Zion offers hikers and backpackers an exceptional variety of lovely trails that meander across rivers and streams, pass by striking waterfalls and end in magnificent geological formations like hidden canyons and soaring arches.
To protect these precious resources, hikers are required to stay on established trails. The cryptobiotic soil in the desert often takes centuries to establish. That satisfying crunch you hear when you step on the desert crust is the destruction of centuries of microbial toil.
Staying on dedicated paths also protects you. Those picturesque rocks at the bottom of the canyon came from the edges of the cliff like those that rise above the trail you are standing on. Sandstone is particularly unstable when wet when it can crumble or become slippery.
Remember to Leave No Trace when hiking -- meaning take only pictures and memories and leave only footprints. Backcountry campers must stop by the Visitors Center to get camping permits. Campsites must be at least ¼-mile from springs and out of sight of trails to preserve the wilderness experience for other campers and hikers, and, of course, be cognizant of flash flood danger.
Everyone should take the scenic short hike to Weeping Rock Trail. The half-mile climb is doable for almost everyone, yet offers many of the key attractions that make Zion, Zion. You'll cross a small bridge before heading up a moderate grade on a well-packed path. The path is about twenty feet above a gurgling brook until it winds up to a massive rock face from which includes many trickling waterfalls, hanging gardens and seeps. Scientists estimate that the water making its way to the surface may have fallen as rain up to 4,000 years ago.
Coalpit Wash is a two-mile desert hike with great canyon views. The hike can take several turns depending upon which route you take. Most people begin with the trail to Coalpits Wash where it meets Coalpits Alcove.
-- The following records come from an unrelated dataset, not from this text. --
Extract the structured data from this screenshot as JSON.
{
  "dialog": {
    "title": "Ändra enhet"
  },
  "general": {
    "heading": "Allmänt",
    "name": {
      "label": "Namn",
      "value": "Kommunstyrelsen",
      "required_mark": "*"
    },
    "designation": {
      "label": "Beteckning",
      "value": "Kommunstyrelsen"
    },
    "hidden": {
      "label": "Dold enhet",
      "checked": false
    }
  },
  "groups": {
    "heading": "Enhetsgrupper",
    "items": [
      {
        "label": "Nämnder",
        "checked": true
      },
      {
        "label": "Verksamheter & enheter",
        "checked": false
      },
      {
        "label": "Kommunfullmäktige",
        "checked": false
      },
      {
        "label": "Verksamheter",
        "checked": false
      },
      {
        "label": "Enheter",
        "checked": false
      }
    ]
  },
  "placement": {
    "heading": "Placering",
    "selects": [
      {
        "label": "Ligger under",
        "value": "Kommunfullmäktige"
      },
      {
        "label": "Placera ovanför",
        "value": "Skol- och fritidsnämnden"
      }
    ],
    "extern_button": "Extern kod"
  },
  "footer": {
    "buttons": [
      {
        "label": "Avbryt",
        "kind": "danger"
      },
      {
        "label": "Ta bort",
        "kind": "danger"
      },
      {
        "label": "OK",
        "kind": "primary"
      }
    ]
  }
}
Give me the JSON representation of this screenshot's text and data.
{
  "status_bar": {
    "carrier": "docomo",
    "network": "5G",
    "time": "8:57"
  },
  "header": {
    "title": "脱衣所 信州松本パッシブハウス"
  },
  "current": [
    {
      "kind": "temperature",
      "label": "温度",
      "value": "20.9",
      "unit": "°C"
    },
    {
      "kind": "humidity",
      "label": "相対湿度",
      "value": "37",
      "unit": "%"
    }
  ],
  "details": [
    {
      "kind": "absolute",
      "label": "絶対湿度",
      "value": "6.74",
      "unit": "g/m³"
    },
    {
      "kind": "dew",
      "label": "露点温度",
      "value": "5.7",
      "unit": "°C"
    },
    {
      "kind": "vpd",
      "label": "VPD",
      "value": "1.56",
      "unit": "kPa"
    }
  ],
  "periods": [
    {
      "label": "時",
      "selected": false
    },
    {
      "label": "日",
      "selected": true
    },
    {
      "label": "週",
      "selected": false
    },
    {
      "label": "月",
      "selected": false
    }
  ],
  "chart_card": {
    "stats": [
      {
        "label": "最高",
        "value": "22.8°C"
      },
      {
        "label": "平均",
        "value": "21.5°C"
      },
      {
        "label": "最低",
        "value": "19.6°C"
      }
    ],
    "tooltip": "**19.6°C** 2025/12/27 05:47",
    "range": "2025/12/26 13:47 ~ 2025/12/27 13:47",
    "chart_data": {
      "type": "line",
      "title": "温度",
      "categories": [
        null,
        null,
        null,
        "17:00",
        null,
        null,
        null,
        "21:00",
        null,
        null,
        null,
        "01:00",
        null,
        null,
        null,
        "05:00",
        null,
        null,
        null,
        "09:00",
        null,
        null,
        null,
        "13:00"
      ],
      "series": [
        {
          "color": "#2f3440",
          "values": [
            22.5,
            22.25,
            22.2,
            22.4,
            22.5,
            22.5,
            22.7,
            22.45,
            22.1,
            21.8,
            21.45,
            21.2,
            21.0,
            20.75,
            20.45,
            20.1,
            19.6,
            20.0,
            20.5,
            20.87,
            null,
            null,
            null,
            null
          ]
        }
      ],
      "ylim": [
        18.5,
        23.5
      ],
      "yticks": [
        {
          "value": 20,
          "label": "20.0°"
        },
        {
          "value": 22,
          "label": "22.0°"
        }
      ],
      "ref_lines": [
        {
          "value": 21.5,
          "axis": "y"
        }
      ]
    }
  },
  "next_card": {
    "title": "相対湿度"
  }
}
The dry stream bed can be filled with boulders, but is usually fairly easy hiking along its edge but may entail scrambling over boulders. If small stream is present, you'll be treated to small waterfalls, pools and cascading waters.
Huber Wash to Chinle Trail is another moderate hike through the desert with striking rock formations, abundant wildlife and a petrified log perched high on a canyon wall near a dry waterfall.
The hike to Kolob Arch is tough, but worth it if you want to see one of the world's largest freestanding arches amidst scenic southwest desert landscapes. A little over seven miles from the trailhead, most people prefer to make it a two day event. The hike begins at Lee Pass and heads down to La Verkin Creek where it meet Timber Creek at an old corral where it follows the streambed until you come to the arch. If you keep going upstream another two miles, you'll come to Beartrap Canyon which features a lovely waterfall.
Angels Landing Trail is one of the park's most popular estinations. The five-mile strenuous hike offers dramatic views from the edge of one of the park's most notable landmarks. Begin at the Grotto Picnic Area where you will cross the bridge and head for West Rim Trail (which was originally called the "Royal Trail" because it was designated by the crown prince and princess of Sweden). You'll hike through pinion and juniper forest for about a half mile before encountering a series of switchbacks that will take you through a half-mile stretch within Refrigerator Canyon which will provide a welcome relief from the sun.
The next section is a steep ascent cut into the side of the mountain called Walter's Wiggles that will snake your way up to Scout Lookout, the base of Angel's Landing. The last mile ends with a hike along a narrow ridge with stomach-dropping open air on either side. Needless to say, this is one of the most striking views in the canyon.
Observation Point is another highly-recommended hike in Zion National Park.